In this blog I am going to show you how to do the same, but to provision Oracle API Platform environments.
The approach that I will be following is the same:
In a previous blog, I explained how to treat your Infrastructure as Code by using technologies such as Vagrant and Terraform in order to help automate provisioning and decommissioning of environments in the cloud. Then, I evolved those concepts with this other blog, where I explained how to use Oracle PaaS Service Manager (PSM) CLI in order to provision Oracle PaaS Services into the Cloud.
In this blog, I am going to put together both concepts and show how simply you can automate the provisioning of Oracle Integration Cloud with Terraform and PSM CLI together.
To provision a new PaaS environment, I first create a “Build Server” in the cloud or as my boss calls it a “cockpit” that brings all the required bells and whistles (e.g. Terraform, PSM CLI, GIT, etc) to provision PaaS environments. I will add all the tooling it requires as part of its bootstrap process.
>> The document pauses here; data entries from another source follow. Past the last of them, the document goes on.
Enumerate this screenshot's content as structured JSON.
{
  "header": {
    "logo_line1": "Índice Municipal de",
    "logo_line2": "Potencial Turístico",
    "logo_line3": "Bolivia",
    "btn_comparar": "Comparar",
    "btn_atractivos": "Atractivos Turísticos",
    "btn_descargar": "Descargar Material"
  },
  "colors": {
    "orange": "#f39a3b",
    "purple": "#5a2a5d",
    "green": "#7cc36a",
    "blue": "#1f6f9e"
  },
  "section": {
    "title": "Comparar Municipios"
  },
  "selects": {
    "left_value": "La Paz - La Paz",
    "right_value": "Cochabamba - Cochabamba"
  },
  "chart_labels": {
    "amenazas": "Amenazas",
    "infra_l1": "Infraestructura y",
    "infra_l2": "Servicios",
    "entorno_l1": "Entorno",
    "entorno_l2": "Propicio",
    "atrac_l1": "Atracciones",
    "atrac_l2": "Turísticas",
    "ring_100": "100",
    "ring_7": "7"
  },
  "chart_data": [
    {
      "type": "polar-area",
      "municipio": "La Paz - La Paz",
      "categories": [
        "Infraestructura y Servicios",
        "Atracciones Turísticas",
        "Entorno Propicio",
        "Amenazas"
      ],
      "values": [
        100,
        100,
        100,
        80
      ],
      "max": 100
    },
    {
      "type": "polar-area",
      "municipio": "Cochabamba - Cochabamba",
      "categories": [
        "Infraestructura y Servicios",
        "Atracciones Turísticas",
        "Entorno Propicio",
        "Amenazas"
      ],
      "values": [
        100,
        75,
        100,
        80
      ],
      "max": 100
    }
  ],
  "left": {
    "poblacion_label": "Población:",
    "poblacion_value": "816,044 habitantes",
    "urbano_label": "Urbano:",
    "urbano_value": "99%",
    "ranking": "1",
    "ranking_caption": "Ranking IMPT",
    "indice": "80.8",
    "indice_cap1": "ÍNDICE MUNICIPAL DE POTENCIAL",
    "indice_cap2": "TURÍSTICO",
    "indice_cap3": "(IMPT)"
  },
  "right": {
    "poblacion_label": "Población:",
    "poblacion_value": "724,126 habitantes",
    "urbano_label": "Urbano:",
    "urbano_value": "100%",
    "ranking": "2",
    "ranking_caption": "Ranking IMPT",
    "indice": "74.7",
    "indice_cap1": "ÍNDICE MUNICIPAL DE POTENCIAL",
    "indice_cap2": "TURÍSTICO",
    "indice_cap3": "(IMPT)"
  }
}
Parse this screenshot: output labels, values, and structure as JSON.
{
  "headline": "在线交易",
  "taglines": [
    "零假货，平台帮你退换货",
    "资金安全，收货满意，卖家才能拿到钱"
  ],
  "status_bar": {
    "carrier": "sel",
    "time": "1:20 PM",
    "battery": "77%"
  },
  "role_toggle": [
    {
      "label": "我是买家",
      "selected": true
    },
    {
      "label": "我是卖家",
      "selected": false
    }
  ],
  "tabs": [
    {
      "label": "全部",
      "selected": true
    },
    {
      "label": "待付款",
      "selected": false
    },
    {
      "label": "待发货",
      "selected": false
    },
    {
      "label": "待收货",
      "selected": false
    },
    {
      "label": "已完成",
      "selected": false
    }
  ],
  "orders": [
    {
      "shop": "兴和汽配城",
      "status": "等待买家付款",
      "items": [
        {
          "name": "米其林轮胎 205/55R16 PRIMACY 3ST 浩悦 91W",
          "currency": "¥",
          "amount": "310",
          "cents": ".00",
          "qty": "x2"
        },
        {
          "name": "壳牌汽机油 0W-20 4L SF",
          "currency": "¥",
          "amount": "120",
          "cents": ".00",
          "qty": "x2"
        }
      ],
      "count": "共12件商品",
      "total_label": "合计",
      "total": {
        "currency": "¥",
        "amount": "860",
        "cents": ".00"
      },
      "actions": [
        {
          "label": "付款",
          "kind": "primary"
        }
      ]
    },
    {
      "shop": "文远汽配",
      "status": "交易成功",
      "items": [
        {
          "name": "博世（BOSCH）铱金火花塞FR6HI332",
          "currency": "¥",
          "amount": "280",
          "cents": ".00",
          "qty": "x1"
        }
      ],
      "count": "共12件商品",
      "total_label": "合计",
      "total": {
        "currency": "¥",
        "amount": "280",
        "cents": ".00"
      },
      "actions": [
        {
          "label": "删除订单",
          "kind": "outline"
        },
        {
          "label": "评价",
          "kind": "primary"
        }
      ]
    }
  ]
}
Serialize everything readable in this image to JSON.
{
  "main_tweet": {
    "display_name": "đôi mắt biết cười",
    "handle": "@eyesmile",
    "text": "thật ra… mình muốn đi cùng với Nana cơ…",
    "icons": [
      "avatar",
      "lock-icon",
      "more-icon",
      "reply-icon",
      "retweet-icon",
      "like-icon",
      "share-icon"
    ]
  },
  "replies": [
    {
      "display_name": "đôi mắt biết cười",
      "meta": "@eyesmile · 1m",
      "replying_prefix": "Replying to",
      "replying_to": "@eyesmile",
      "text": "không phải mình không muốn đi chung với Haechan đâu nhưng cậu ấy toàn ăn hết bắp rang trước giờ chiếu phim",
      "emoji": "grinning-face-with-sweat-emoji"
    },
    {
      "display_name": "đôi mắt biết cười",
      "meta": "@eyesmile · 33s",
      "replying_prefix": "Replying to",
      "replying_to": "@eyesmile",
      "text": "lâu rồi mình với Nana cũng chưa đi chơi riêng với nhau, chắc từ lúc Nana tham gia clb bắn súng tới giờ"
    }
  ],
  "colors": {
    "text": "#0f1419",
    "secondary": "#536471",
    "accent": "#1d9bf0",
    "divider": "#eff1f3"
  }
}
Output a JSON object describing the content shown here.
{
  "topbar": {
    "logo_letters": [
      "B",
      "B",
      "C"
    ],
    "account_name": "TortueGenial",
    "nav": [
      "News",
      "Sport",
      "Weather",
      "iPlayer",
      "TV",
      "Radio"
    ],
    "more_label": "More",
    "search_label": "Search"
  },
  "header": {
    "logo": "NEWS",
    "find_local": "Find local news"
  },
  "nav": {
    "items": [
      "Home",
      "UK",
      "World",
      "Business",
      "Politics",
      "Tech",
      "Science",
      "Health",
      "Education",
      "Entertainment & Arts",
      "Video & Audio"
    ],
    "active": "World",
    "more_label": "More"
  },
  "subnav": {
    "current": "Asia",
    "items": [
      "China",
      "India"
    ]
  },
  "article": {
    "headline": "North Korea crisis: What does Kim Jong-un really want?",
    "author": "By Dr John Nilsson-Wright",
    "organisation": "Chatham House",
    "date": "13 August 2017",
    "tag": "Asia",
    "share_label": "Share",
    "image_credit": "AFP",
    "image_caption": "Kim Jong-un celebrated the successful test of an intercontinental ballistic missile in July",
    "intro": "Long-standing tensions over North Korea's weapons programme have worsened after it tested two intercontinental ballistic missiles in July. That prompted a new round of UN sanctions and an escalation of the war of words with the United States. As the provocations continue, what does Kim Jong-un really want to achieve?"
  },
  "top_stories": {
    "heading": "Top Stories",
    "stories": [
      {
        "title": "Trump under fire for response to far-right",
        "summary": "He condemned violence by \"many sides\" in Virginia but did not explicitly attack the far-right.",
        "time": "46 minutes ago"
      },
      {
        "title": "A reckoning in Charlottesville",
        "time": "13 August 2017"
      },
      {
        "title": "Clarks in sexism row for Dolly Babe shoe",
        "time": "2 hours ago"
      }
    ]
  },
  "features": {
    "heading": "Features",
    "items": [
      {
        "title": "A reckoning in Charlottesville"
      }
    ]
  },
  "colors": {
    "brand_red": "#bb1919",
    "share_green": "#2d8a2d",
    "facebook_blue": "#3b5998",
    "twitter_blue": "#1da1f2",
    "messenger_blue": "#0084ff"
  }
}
To create the “Build Server” in the first place, I am using Vagrant + Terraform as well, just because I need a common place to start and these tools highly simplify my life. Also, this way, I can also treat my “Build Server” as “infrastructure as code” and I can easily get rid of it after I built my target PaaS environments and save with that some bucks in the cloud consumption model.
Once I build my “Build Server”, I will then simply git clone a repository that contains my scripts to provision other PaaS environments, setup my environment variables and type “terraform apply”. Yes, as simple as that!
This is a graphical view of what I will be doing:
In this blog, I am going to get you started with Oracle PaaS Service Manager (PSM) CLI – A great tool to manage anything API-enabled on any Oracle PaaS Service or Stack. For example, provisioning, scaling, patching, backup, restore, start, stop, etc.
It has the concept of Stack (multiple PaaS services), what means that you can very easily provision and manage full Stacks, such as Oracle Integration Cloud (OIC), that combines multiple PaaS solutions underneath, e.g. ICS, PCS, VBCS, DBCS, etc.
For this, we are going to use a pre-cooked Vagrant Box/VM that I prepared for you, so that you don’t have to worry about installing software, but moving as quickly as possible to the meat and potatoes.
This is a graphical view of what we are going to do:
I have been Integrating applications for the last 15+ years and normally every integration is a new challenge. It really doesn’t matter what technology or standards you use or have used in the past, the reality is that integrations come a new set of challenges. In the past few years the pre-built adapters have simplified in a way these challenges, but with hybrid architectures a new set of challenges comes to the picture, for example; connectivity, security, simplicity, message reliability, etc.
I was very excited when I learned the way Oracle Cloud is using to solve this problem. It is with something called Oracle ICS (Integration Cloud Service) Connectivity Agents, that basically get installed close to the Application being integrated, for example on-premise or in IaaS. Then using ICS in a browser, you can introspect into the backend application as if it was close to ICS, in fact with this solution ICS is completely oblivious of the location of the actual backend application. The Connectivity Agent will in this case connect internally with the back-end applications and communicate to ICS by pushing out messages via Messaging Cloud Service.
Oracle SQLDeveloper SSH Configuration
After provisioning an Oracle SOA Cloud Service and its related Oracle Database 12c Pluggable Database Cloud Service Instance, I then needed to connect to the Database in the Oracle Public Cloud in order to run some scripts for my demo tables. Obviously mixing customer data into the SOA Meta Data-Store (MDS) Database is not best practice but it was fine for my demo purposes.
In order to run the SQL scripts I had I was presented with a couple of choices (at least).